On September 24, 2010, in the late afternoon, a Los Angeles Superior Court allowed Lindsay Lohan to post bail and be released from custody after her lawyer appealed an earlier ruling that morning denying her the right to post bail.
The previous judge’s ruling denying bail meant that Lohan would have been in custody at least until her October 22 probation violation hearing.
Lohan’s attorney argued that the superior court must give Lohan the right to post bail for misdemeanor probation violations. Her probation stemmed from two drug-related convictions in 2007. Lohan admitted two weeks ago via tweet that she violated her probation by failing a drug test.
After posting $300,000 bail, Lohan agreed to wear an electronic alcohol-monitoring anklet as a condition of her release. The day after her release, she visited a homeless teen shelter and voluntarily checked herself into a drug rehabilitation program. The judge may still sentence her to jail during her October 22 hearing.
Under the California Constitution, article I, section 12, a person has a right to bail unless the person is accused of a capital crime or certain other felonies after a court has determined that evidence of the person’s guilt is substantial or the risk to public safety is too great to allow the person to post bail. Under California Penal Code section 1271 and the California Constitution, if a person is charged with anything other than a capital offense or certain felonies, a person has a right to bail.

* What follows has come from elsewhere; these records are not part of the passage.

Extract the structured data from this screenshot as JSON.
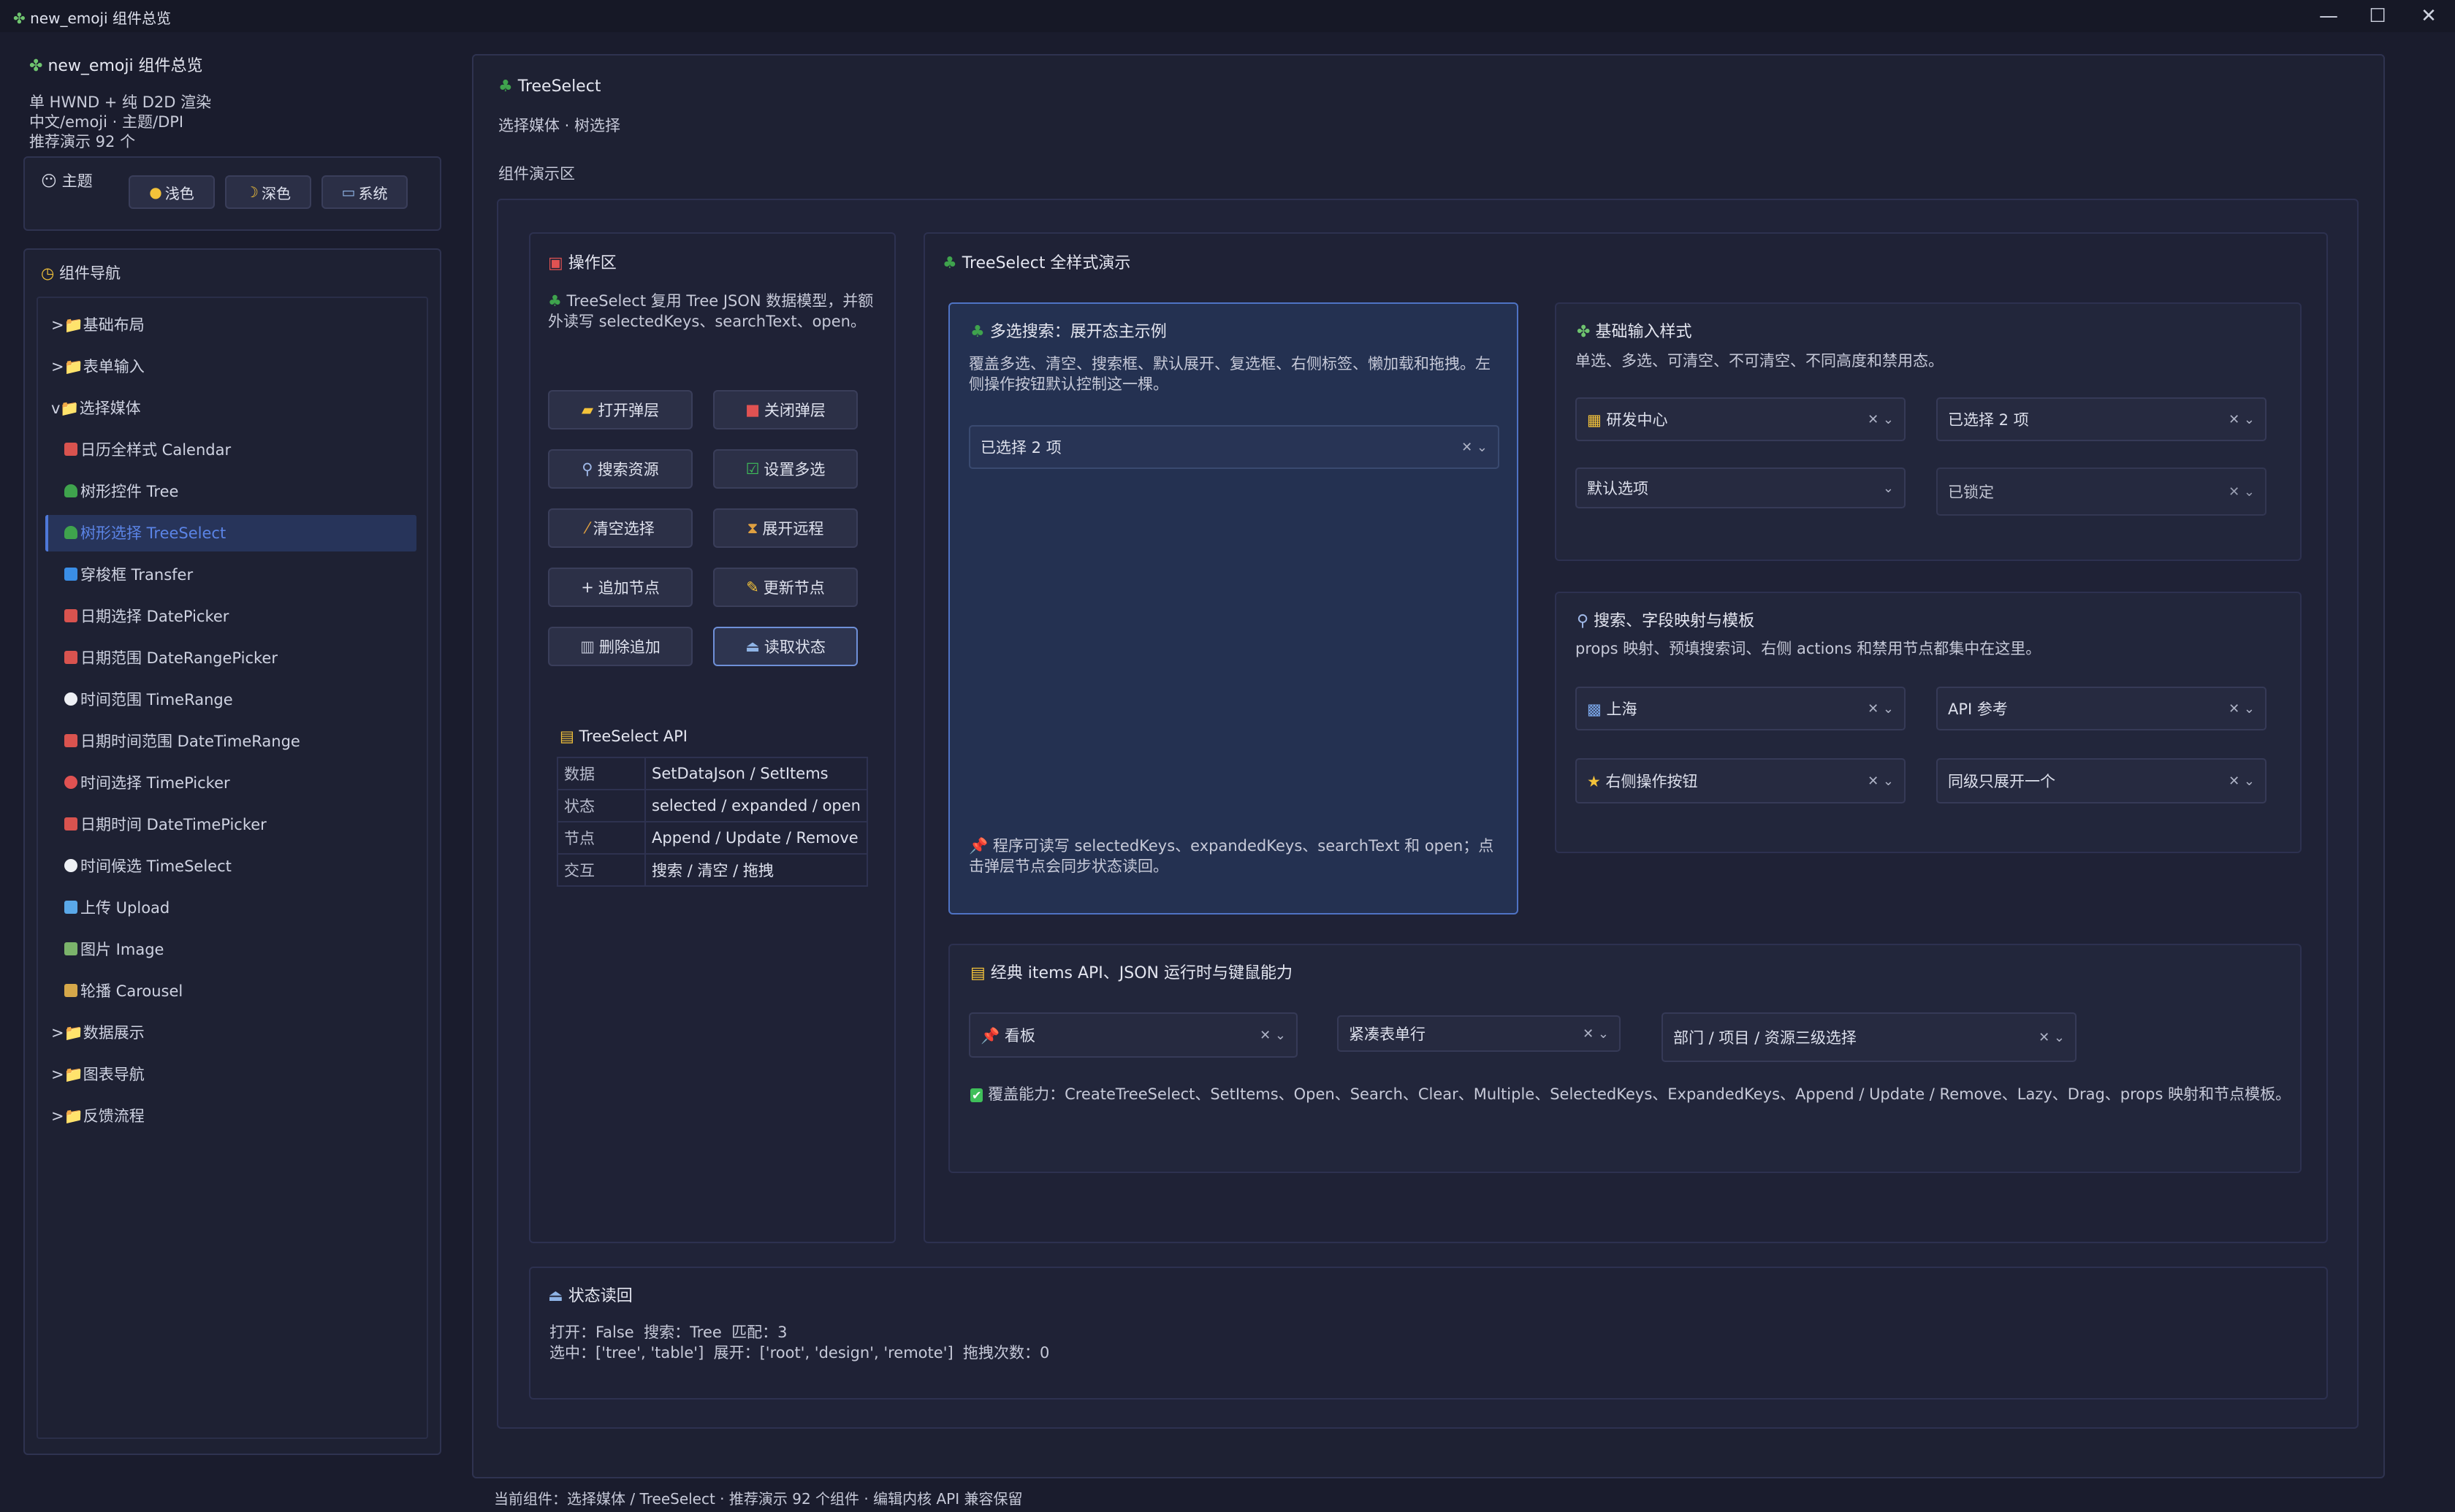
{
  "window": {
    "title": "new_emoji 组件总览",
    "controls": {
      "minimize": "—",
      "maximize": "☐",
      "close": "✕"
    }
  },
  "sidebar": {
    "app_title": "new_emoji 组件总览",
    "subtitle_lines": [
      "单 HWND + 纯 D2D 渲染",
      "中文/emoji · 主题/DPI",
      "推荐演示 92 个"
    ],
    "theme": {
      "label": "主题",
      "options": [
        "浅色",
        "深色",
        "系统"
      ]
    },
    "nav": {
      "title": "组件导航",
      "items": [
        {
          "label": ">📁基础布局",
          "level": 0
        },
        {
          "label": ">📁表单输入",
          "level": 0
        },
        {
          "label": "v📁选择媒体",
          "level": 0
        },
        {
          "label": "日历全样式 Calendar",
          "level": 1,
          "icon": "calendar-icon"
        },
        {
          "label": "树形控件 Tree",
          "level": 1,
          "icon": "tree-icon"
        },
        {
          "label": "树形选择 TreeSelect",
          "level": 1,
          "icon": "tree-icon",
          "selected": true
        },
        {
          "label": "穿梭框 Transfer",
          "level": 1,
          "icon": "transfer-icon"
        },
        {
          "label": "日期选择 DatePicker",
          "level": 1,
          "icon": "calendar-icon"
        },
        {
          "label": "日期范围 DateRangePicker",
          "level": 1,
          "icon": "calendar-icon"
        },
        {
          "label": "时间范围 TimeRange",
          "level": 1,
          "icon": "clock-icon"
        },
        {
          "label": "日期时间范围 DateTimeRange",
          "level": 1,
          "icon": "calendar-icon"
        },
        {
          "label": "时间选择 TimePicker",
          "level": 1,
          "icon": "alarm-icon"
        },
        {
          "label": "日期时间 DateTimePicker",
          "level": 1,
          "icon": "calendar-icon"
        },
        {
          "label": "时间候选 TimeSelect",
          "level": 1,
          "icon": "clock-icon"
        },
        {
          "label": "上传 Upload",
          "level": 1,
          "icon": "upload-icon"
        },
        {
          "label": "图片 Image",
          "level": 1,
          "icon": "image-icon"
        },
        {
          "label": "轮播 Carousel",
          "level": 1,
          "icon": "carousel-icon"
        },
        {
          "label": ">📁数据展示",
          "level": 0
        },
        {
          "label": ">📁图表导航",
          "level": 0
        },
        {
          "label": ">📁反馈流程",
          "level": 0
        }
      ]
    }
  },
  "main": {
    "title": "TreeSelect",
    "subtitle": "选择媒体 · 树选择",
    "demo_area_label": "组件演示区",
    "ops": {
      "title": "操作区",
      "desc": "TreeSelect 复用 Tree JSON 数据模型，并额外读写 selectedKeys、searchText、open。",
      "buttons": [
        "打开弹层",
        "关闭弹层",
        "搜索资源",
        "设置多选",
        "清空选择",
        "展开远程",
        "追加节点",
        "更新节点",
        "删除追加",
        "读取状态"
      ],
      "api": {
        "title": "TreeSelect API",
        "rows": [
          [
            "数据",
            "SetDataJson / SetItems"
          ],
          [
            "状态",
            "selected / expanded / open"
          ],
          [
            "节点",
            "Append / Update / Remove"
          ],
          [
            "交互",
            "搜索 / 清空 / 拖拽"
          ]
        ]
      }
    },
    "demo": {
      "title": "TreeSelect 全样式演示",
      "multi": {
        "title": "多选搜索：展开态主示例",
        "desc": "覆盖多选、清空、搜索框、默认展开、复选框、右侧标签、懒加载和拖拽。左侧操作按钮默认控制这一棵。",
        "value": "已选择 2 项",
        "footer": "程序可读写 selectedKeys、expandedKeys、searchText 和 open；点击弹层节点会同步状态读回。"
      },
      "basic": {
        "title": "基础输入样式",
        "desc": "单选、多选、可清空、不可清空、不同高度和禁用态。",
        "selects": [
          "研发中心",
          "已选择 2 项",
          "默认选项",
          "已锁定"
        ]
      },
      "search": {
        "title": "搜索、字段映射与模板",
        "desc": "props 映射、预填搜索词、右侧 actions 和禁用节点都集中在这里。",
        "selects": [
          "上海",
          "API 参考",
          "右侧操作按钮",
          "同级只展开一个"
        ]
      },
      "classic": {
        "title": "经典 items API、JSON 运行时与键鼠能力",
        "selects": [
          "看板",
          "紧凑表单行",
          "部门 / 项目 / 资源三级选择"
        ],
        "coverage": "覆盖能力：CreateTreeSelect、SetItems、Open、Search、Clear、Multiple、SelectedKeys、ExpandedKeys、Append / Update / Remove、Lazy、Drag、props 映射和节点模板。"
      }
    },
    "state": {
      "title": "状态读回",
      "line1": "打开：False  搜索：Tree  匹配：3",
      "line2": "选中：['tree', 'table']  展开：['root', 'design', 'remote']  拖拽次数：0"
    }
  },
  "statusbar": "当前组件：选择媒体 / TreeSelect · 推荐演示 92 个组件 · 编辑内核 API 兼容保留",
  "colors": {
    "bg": "#1a1c2d",
    "panel": "#1e2133",
    "accent": "#5b84e6",
    "selected_bg": "#27345a",
    "highlight_border": "#4f73c4"
  }
}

If you or someone you know has been accused of a probation violation, you will need an experienced Los Angeles County criminal defense attorney who will thoroughly explain the probation violation consequences to you. At Wallin & Klarich, we have helped people accused of probation violations for over 30 years. Call us today at (888) 280-6839 or visit us at our website at www.wklaw.com. We will be there when you call.